Yesterday, Anthony Bucco voted against a landmark bill that would protect thousands of voters across the state from being stricken from the vote-by-mail rolls. That’s right, just one day after the 99th anniversary of women’s suffrage, Anthony Bucco apparently celebrated the expansion of voting rights by finding new ways to take them away…
“Anthony is happy to lend his voice to the NRA and other special interests who funnel thousands of dollars into his campaign, but when it comes to hard working, middle class families having a say he votes no every time. Maybe he thinks you should have to pay off your Assemblyman to have a voice in government, but that’s not how Democracy works,” said Bhimani and Draeger Campaign Manager, Daniel Fleiss.
“Anthony knows that if the voters have their way he’ll be out of a job, that’s why he’s doing whatever he can to disenfranchise thousands of New Jersey residents and suppress their votes. It’s self-serving politics at its worst and unfortunately just what we’ve come to expect from Anthony Bucco.”
The bill, which overwhelmingly passed the State Assembly and Senate, ensures that thousands of New Jersey voters who requested to vote by mail between 2016 and 2018 continue to receive mail-in ballots for all future elections. Without legislative action, a recent ruling by the state Board of Elections would have disqualified them from automatic renewal and required reapplication to receive future ballots in the mail. Many working families have trouble finding time to head to the polls on Election Day and the bill makes it easier for them to cast their ballots.
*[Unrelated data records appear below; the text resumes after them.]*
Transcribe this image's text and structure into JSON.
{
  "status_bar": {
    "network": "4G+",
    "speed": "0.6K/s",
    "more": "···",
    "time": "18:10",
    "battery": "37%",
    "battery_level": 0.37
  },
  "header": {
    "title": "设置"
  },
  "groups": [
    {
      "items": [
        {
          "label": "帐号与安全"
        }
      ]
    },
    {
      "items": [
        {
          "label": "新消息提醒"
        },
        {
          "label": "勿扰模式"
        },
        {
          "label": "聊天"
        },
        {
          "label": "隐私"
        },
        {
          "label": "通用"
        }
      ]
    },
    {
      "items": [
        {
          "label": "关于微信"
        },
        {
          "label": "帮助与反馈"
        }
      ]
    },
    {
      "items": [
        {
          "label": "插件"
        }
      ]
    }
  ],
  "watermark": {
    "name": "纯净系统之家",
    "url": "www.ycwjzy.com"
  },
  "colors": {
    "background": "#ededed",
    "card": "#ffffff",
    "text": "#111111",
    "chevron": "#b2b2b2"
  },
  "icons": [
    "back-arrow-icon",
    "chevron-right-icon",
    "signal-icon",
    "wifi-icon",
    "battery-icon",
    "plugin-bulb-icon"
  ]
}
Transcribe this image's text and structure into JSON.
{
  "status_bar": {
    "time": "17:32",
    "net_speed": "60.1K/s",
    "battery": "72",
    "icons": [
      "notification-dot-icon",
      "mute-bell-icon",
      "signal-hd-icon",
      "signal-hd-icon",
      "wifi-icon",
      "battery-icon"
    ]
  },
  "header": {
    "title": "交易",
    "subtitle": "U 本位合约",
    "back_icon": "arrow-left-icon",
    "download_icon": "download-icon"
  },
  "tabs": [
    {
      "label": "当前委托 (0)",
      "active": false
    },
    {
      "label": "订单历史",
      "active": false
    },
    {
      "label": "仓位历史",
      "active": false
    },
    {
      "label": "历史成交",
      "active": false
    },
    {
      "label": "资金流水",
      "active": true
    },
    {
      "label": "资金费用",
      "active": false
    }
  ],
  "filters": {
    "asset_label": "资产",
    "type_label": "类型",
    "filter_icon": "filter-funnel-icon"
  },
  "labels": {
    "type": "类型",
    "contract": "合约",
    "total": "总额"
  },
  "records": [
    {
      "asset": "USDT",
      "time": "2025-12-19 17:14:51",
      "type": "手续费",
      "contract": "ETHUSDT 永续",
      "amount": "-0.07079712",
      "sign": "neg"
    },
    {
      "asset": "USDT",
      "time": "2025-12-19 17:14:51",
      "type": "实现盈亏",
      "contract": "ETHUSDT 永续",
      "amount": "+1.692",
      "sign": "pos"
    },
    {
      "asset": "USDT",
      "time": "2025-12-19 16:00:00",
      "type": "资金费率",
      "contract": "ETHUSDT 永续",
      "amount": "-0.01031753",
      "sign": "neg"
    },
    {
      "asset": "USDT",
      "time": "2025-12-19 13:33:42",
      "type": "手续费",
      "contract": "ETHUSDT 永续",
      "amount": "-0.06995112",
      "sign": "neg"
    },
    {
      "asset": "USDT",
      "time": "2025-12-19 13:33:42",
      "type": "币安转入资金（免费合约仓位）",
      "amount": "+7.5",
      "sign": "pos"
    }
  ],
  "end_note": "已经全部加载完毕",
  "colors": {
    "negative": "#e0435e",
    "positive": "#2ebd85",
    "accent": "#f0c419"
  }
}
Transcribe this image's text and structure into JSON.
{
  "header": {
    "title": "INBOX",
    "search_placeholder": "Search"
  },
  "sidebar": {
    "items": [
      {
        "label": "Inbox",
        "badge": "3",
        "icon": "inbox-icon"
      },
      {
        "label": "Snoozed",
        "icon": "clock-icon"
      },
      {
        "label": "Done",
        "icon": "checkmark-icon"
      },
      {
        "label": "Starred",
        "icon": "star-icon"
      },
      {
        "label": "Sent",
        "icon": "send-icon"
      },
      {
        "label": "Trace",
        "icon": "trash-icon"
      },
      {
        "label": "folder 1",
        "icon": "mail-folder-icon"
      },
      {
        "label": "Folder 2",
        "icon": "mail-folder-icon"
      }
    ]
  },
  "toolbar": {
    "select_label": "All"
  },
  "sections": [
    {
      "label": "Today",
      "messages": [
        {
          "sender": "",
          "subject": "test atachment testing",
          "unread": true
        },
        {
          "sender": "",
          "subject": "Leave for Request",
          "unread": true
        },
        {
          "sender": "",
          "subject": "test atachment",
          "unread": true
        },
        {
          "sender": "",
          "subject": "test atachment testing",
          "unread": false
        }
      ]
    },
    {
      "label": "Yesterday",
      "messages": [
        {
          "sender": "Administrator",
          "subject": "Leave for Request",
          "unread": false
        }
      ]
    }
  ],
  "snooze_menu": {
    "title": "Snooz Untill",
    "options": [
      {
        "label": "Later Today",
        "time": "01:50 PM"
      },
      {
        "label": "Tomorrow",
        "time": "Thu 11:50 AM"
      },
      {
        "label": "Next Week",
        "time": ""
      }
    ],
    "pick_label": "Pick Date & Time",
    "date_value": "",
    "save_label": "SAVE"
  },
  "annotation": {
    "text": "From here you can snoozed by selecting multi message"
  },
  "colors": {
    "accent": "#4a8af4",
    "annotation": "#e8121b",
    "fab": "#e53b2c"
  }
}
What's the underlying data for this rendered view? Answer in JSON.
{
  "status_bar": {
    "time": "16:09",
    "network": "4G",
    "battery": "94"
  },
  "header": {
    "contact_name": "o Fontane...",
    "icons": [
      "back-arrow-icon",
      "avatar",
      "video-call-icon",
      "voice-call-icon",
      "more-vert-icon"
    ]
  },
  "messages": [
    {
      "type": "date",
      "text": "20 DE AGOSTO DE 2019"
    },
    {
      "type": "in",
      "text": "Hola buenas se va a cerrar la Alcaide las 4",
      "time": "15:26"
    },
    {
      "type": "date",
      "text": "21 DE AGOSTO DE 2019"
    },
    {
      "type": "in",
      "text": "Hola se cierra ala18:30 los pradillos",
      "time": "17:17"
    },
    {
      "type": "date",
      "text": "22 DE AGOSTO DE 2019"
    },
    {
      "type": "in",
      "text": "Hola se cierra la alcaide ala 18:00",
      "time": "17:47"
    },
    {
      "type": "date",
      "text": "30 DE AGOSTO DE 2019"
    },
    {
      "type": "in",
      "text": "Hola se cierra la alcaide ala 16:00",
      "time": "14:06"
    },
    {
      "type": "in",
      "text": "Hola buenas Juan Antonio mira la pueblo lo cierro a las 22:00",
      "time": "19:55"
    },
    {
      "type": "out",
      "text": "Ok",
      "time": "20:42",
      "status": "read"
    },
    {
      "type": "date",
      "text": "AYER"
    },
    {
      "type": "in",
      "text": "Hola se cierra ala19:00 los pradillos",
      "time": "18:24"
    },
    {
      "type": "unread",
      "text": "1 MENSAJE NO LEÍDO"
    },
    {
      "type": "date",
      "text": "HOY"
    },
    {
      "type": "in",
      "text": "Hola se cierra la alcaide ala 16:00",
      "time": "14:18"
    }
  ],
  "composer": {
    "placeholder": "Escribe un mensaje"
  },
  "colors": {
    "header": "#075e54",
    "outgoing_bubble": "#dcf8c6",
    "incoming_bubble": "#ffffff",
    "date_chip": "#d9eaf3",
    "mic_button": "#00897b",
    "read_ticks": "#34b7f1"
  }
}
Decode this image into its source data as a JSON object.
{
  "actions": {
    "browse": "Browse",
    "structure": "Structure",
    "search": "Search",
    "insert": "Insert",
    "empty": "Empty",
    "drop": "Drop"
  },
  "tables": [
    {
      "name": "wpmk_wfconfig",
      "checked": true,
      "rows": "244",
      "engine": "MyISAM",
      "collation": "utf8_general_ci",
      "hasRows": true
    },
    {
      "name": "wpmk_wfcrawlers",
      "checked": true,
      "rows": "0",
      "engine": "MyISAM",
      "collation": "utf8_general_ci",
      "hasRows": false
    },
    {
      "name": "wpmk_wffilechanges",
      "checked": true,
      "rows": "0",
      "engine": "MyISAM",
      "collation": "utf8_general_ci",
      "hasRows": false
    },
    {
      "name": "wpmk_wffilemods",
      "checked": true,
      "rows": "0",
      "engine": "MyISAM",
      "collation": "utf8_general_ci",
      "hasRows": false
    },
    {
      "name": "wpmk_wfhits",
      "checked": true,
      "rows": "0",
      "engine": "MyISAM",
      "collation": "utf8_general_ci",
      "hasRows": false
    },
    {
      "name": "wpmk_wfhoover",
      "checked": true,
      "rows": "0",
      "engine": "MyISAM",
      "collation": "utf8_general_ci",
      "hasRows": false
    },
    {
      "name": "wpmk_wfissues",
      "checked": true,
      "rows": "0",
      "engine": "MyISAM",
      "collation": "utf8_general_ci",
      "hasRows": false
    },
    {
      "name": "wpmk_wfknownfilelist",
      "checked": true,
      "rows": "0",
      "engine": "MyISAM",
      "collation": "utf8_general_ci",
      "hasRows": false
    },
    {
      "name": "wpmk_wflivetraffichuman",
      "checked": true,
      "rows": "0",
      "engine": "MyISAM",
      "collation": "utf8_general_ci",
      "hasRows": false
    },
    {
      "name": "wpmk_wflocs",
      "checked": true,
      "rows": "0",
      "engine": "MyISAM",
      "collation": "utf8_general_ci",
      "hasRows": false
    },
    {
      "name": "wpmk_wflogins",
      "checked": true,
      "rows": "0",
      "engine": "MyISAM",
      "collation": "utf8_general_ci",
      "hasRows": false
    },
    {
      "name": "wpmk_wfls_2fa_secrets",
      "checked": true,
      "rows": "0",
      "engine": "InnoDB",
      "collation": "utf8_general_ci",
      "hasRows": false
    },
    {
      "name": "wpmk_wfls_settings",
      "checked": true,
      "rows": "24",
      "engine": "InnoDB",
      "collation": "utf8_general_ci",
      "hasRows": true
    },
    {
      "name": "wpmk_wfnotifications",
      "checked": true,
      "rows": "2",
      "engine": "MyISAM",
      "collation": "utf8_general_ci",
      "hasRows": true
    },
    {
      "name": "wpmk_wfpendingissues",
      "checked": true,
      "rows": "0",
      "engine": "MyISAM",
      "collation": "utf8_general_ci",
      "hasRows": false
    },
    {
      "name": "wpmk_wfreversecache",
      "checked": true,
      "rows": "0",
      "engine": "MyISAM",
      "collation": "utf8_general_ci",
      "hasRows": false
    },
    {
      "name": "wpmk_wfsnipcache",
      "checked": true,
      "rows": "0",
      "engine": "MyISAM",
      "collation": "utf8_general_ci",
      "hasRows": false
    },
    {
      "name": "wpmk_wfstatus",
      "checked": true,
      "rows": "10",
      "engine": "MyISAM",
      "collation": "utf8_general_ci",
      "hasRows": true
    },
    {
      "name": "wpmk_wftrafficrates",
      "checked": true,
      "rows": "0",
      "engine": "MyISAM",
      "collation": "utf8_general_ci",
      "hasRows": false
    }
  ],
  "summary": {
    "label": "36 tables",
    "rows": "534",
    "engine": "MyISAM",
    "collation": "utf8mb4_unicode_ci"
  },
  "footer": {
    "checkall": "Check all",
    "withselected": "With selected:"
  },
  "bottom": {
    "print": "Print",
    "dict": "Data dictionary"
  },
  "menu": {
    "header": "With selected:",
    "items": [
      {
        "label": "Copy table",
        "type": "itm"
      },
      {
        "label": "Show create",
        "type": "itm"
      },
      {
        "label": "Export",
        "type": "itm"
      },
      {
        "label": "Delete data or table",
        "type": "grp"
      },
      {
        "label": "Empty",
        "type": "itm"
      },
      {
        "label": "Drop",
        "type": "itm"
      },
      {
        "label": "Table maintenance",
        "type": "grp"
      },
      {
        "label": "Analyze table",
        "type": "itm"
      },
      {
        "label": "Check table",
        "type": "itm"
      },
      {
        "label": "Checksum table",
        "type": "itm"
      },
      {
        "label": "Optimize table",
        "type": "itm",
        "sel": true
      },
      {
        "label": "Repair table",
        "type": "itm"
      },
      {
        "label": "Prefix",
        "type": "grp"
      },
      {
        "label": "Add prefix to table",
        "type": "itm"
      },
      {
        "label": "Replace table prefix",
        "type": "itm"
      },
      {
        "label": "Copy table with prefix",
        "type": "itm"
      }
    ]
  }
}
“Our campaign isn’t about special interests, it’s about finally giving a voice to the hard working families of our communities who have gone unheard for far too long,” said Bhimani. “That’s why making it easier for everyone to be involved in the political process is so important, and why Darcy and I are out talking to voters every single day.”
“Our Democracy only works when everyone has a voice, not just the rich or well-connected,” said Draeger. “This vote-by-mail reform is an important first step, but we must continue to tear down barriers to political engagement and implement common-sense policies, like online and same-day voter registration, to ensure everyone has a say in their government.”